The Best D&D-Inspired Action Game Ever Is On Sale In PlayStation’s Holiday Sale
Button-mashing in Baldur’s Gate.
Baldur’s Gate 3 is undoubtedly one of 2023’s best games, thanks to its satisfying character building, captivating narrative, and strategic combat. It’s built on the back of two previous RPGs similarly known for their narrative and mechanical depth. But if you’re just looking for Dungeons and Dragons vibes in a more action-oriented format, there’s another Baldur’s Gate game you need to check out.
Originally launched in 2002 for the Xbox and PlayStation 2, Baldur’s Gate: Dark Alliance II is included in the PlayStation Store Holiday Sale until January 17. Even though it’s more than 20 years old, that makes this a great time to pick up this hack-and-slash classic.
First off, don’t confuse Baldur’s Gate: Dark Alliance with Dungeons & Dragons: Dark Alliance, the middling third-person action game from 2021. While the latter was clearly meant as a riff on the PS2 classic, it lost a lot of charm in its translation. Rather than third-person action, Baldur’s Gate: Dark Alliance II is a top-down action RPG much like Diablo.

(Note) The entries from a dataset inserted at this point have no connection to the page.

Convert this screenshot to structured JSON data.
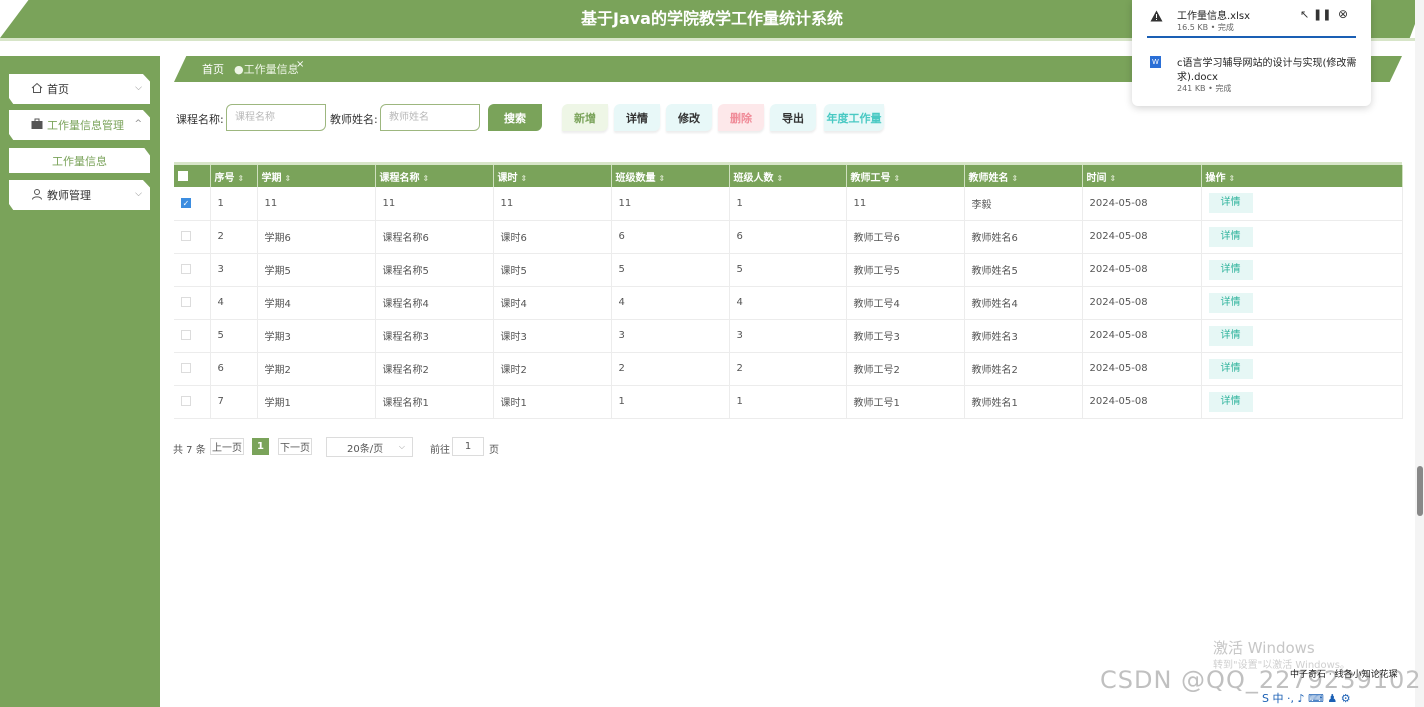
{
  "header": {
    "title": "基于Java的学院教学工作量统计系统"
  },
  "sidebar": {
    "items": [
      {
        "label": "首页"
      },
      {
        "label": "工作量信息管理"
      },
      {
        "label": "工作量信息"
      },
      {
        "label": "教师管理"
      }
    ]
  },
  "breadcrumb": {
    "home": "首页",
    "current": "●工作量信息",
    "close": "×"
  },
  "search": {
    "course_label": "课程名称:",
    "course_placeholder": "课程名称",
    "teacher_label": "教师姓名:",
    "teacher_placeholder": "教师姓名",
    "search_button": "搜索"
  },
  "toolbar": {
    "add": "新增",
    "detail": "详情",
    "edit": "修改",
    "delete": "删除",
    "export": "导出",
    "annual": "年度工作量"
  },
  "table": {
    "columns": [
      "序号",
      "学期",
      "课程名称",
      "课时",
      "班级数量",
      "班级人数",
      "教师工号",
      "教师姓名",
      "时间",
      "操作"
    ],
    "rows": [
      {
        "idx": "1",
        "term": "11",
        "course": "11",
        "hours": "11",
        "classes": "11",
        "students": "1",
        "tid": "11",
        "tname": "李毅",
        "time": "2024-05-08",
        "action": "详情",
        "checked": true
      },
      {
        "idx": "2",
        "term": "学期6",
        "course": "课程名称6",
        "hours": "课时6",
        "classes": "6",
        "students": "6",
        "tid": "教师工号6",
        "tname": "教师姓名6",
        "time": "2024-05-08",
        "action": "详情",
        "checked": false
      },
      {
        "idx": "3",
        "term": "学期5",
        "course": "课程名称5",
        "hours": "课时5",
        "classes": "5",
        "students": "5",
        "tid": "教师工号5",
        "tname": "教师姓名5",
        "time": "2024-05-08",
        "action": "详情",
        "checked": false
      },
      {
        "idx": "4",
        "term": "学期4",
        "course": "课程名称4",
        "hours": "课时4",
        "classes": "4",
        "students": "4",
        "tid": "教师工号4",
        "tname": "教师姓名4",
        "time": "2024-05-08",
        "action": "详情",
        "checked": false
      },
      {
        "idx": "5",
        "term": "学期3",
        "course": "课程名称3",
        "hours": "课时3",
        "classes": "3",
        "students": "3",
        "tid": "教师工号3",
        "tname": "教师姓名3",
        "time": "2024-05-08",
        "action": "详情",
        "checked": false
      },
      {
        "idx": "6",
        "term": "学期2",
        "course": "课程名称2",
        "hours": "课时2",
        "classes": "2",
        "students": "2",
        "tid": "教师工号2",
        "tname": "教师姓名2",
        "time": "2024-05-08",
        "action": "详情",
        "checked": false
      },
      {
        "idx": "7",
        "term": "学期1",
        "course": "课程名称1",
        "hours": "课时1",
        "classes": "1",
        "students": "1",
        "tid": "教师工号1",
        "tname": "教师姓名1",
        "time": "2024-05-08",
        "action": "详情",
        "checked": false
      }
    ]
  },
  "pagination": {
    "total": "共 7 条",
    "prev": "上一页",
    "current": "1",
    "next": "下一页",
    "page_size": "20条/页",
    "goto_label": "前往",
    "goto_value": "1",
    "page_unit": "页"
  },
  "downloads": [
    {
      "name": "工作量信息.xlsx",
      "meta": "16.5 KB • 完成"
    },
    {
      "name_line1": "c语言学习辅导网站的设计与实现(修改需",
      "name_line2": "求).docx",
      "meta": "241 KB • 完成"
    }
  ],
  "watermarks": {
    "windows": "激活 Windows",
    "windows_sub": "转到\"设置\"以激活 Windows。",
    "csdn": "CSDN @QQ_2279239102",
    "tagline": "中子奇石 · 线各小知论花琛"
  },
  "colors": {
    "primary": "#7aa35a",
    "teal": "#2eb39c",
    "checked": "#3c8de0"
  }
}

While you may know Baldur’s Gate 3 for its complexity, Dark Alliance II’s appeal lies in its simplicity. Character upgrades and inventory management are streamlined, letting you focus on the best part of Dark Alliance II — mowing down wave after wave of enemies.
That’s not to say that it’s completely mindless. There’s just enough story in Dark Alliance II to immerse you in the D&D-ness of it all, but it’s not the main attraction. Instead, Dark Alliance II gets a little more depth from the limited choices it does let you make about your character. There are five playable characters in Dark Alliance II, and which one you choose will drastically change the game. One nice touch is that NPCs will react differently based on who you’re playing, being helpful to some and standoffish to others.

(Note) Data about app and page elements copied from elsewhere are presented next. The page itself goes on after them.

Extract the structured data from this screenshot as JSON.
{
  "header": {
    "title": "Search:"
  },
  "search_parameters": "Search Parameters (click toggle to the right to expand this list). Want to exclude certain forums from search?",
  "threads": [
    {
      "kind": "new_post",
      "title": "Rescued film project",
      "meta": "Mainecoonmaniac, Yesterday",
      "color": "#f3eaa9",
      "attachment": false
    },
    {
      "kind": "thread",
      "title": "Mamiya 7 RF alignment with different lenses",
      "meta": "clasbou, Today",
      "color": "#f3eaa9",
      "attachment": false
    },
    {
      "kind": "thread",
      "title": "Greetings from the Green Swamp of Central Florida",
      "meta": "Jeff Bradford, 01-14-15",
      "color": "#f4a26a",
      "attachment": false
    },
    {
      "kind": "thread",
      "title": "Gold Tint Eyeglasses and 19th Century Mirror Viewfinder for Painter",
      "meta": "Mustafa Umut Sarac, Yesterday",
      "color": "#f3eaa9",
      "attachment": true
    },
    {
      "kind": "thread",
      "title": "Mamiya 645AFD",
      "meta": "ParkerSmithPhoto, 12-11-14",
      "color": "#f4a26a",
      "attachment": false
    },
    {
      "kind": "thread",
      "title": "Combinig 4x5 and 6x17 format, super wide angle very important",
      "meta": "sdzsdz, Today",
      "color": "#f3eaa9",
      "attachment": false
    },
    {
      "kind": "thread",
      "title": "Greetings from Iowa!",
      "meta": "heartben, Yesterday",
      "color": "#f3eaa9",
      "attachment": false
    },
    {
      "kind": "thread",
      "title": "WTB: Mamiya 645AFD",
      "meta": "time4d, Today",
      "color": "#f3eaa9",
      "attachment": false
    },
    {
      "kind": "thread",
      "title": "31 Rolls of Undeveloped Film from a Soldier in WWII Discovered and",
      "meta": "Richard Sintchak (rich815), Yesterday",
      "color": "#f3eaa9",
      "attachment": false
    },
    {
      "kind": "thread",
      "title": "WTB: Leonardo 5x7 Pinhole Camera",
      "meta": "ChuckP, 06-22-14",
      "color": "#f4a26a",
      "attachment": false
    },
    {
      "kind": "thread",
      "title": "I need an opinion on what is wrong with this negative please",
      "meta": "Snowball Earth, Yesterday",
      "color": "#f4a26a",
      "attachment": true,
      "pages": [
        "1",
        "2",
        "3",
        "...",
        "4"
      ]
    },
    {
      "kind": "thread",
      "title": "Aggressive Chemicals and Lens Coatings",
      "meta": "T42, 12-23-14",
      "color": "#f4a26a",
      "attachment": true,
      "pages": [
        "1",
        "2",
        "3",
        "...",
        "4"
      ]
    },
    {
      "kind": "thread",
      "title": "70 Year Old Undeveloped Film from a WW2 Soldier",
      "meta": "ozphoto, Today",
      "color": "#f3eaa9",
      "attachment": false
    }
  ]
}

But the real reason to switch up characters is that they all approach combat in their own ways. Playing as the front-line barbarian is a far different experience from using the defensive cleric, so it’s worthwhile to switch up your characters to see a different side of the game. As you level up, you’ll also get access to more powerful abilities, further defining your character’s role and helping them stand out from others.

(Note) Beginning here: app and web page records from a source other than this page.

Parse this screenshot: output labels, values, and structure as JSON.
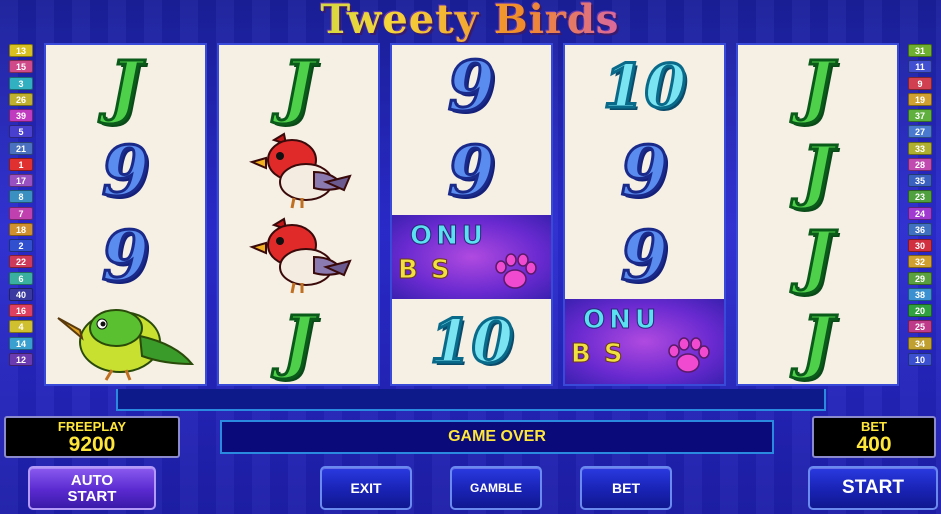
{
  "title": "Tweety Birds",
  "left_lines": [
    {
      "n": "13",
      "c": "#d8c020"
    },
    {
      "n": "15",
      "c": "#d04a8a"
    },
    {
      "n": "3",
      "c": "#30b0c0"
    },
    {
      "n": "26",
      "c": "#c0b030"
    },
    {
      "n": "39",
      "c": "#c03ac0"
    },
    {
      "n": "5",
      "c": "#4a40d0"
    },
    {
      "n": "21",
      "c": "#4a70c0"
    },
    {
      "n": "1",
      "c": "#e03030"
    },
    {
      "n": "17",
      "c": "#9a50c0"
    },
    {
      "n": "8",
      "c": "#3a90c0"
    },
    {
      "n": "7",
      "c": "#c040b0"
    },
    {
      "n": "18",
      "c": "#d09030"
    },
    {
      "n": "2",
      "c": "#3050d0"
    },
    {
      "n": "22",
      "c": "#d03a5a"
    },
    {
      "n": "6",
      "c": "#3ab0a0"
    },
    {
      "n": "40",
      "c": "#3a3aa0"
    },
    {
      "n": "16",
      "c": "#e04060"
    },
    {
      "n": "4",
      "c": "#d0c030"
    },
    {
      "n": "14",
      "c": "#3aa0d0"
    },
    {
      "n": "12",
      "c": "#6a3ab0"
    }
  ],
  "right_lines": [
    {
      "n": "31",
      "c": "#70b030"
    },
    {
      "n": "11",
      "c": "#4050d0"
    },
    {
      "n": "9",
      "c": "#d04050"
    },
    {
      "n": "19",
      "c": "#d0a030"
    },
    {
      "n": "37",
      "c": "#60b040"
    },
    {
      "n": "27",
      "c": "#4a7ad0"
    },
    {
      "n": "33",
      "c": "#b0b030"
    },
    {
      "n": "28",
      "c": "#c04ab0"
    },
    {
      "n": "35",
      "c": "#3a60c0"
    },
    {
      "n": "23",
      "c": "#50a040"
    },
    {
      "n": "24",
      "c": "#a03ad0"
    },
    {
      "n": "36",
      "c": "#4070c0"
    },
    {
      "n": "30",
      "c": "#d03040"
    },
    {
      "n": "32",
      "c": "#d0a030"
    },
    {
      "n": "29",
      "c": "#5aa040"
    },
    {
      "n": "38",
      "c": "#3a90d0"
    },
    {
      "n": "20",
      "c": "#30a040"
    },
    {
      "n": "25",
      "c": "#c03a8a"
    },
    {
      "n": "34",
      "c": "#c0a030"
    },
    {
      "n": "10",
      "c": "#3a50d0"
    }
  ],
  "reels": [
    [
      "J",
      "9",
      "9",
      "green-bird"
    ],
    [
      "J",
      "red-bird",
      "red-bird",
      "J"
    ],
    [
      "9",
      "9",
      "bonus",
      "10"
    ],
    [
      "10",
      "9",
      "9",
      "bonus"
    ],
    [
      "J",
      "J",
      "J",
      "J"
    ]
  ],
  "bonus_symbol": {
    "line1": "ONU",
    "line2": "B S"
  },
  "freeplay": {
    "label": "FREEPLAY",
    "value": "9200"
  },
  "bet": {
    "label": "BET",
    "value": "400"
  },
  "status": "GAME OVER",
  "buttons": {
    "auto_start": "AUTO\nSTART",
    "exit": "EXIT",
    "gamble": "GAMBLE",
    "bet": "BET",
    "start": "START"
  }
}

That’s also what makes Dark Alliance II such an excellent co-op game — although only offline multiplayer is available. It would be impossible for me to say how much time I sunk into the original release of Dark Alliance II, easily playing dozens of hours with high school friends after class and during breaks.
Though the game doesn’t offer too many surprises, it scratches the action RPG itch better than almost any other example in its genre. Whether you prefer a speedy ranged character or a powerful mage, one of Dark Alliance II’s characters is sure to suit you. And since they’re all so distinct, just switching to a different one makes it feel like a whole new game.
When Dark Alliance II was released, the biggest criticism it got was that it didn’t improve much from the first game. That’s true, but it doesn’t really matter when you’re coming to the game fresh. The systems that it did add revolve around upgrading your equipment, adding a nice layer of customization to tailor your character to your liking.
All that being said, keep in mind that this is still a game from 2002. Unsurprisingly, it feels a bit dated compared to newer offerings like Diablo IV, especially when it comes to its looks. To be fair, part of the reason it still appeals to me is because it burned itself into my brain when I was a teenager, so it may not land the same for everyone. But while it lacks some modern polish, it’s still a fun hack-and-slash, especially if you can get a partner for some couch co-op. If you’re looking for the cutting edge, you may want to look elsewhere, but for a nostalgic action RPG at a budget price, Baldur’s Gate: Dark Alliance II is an excellent place to start.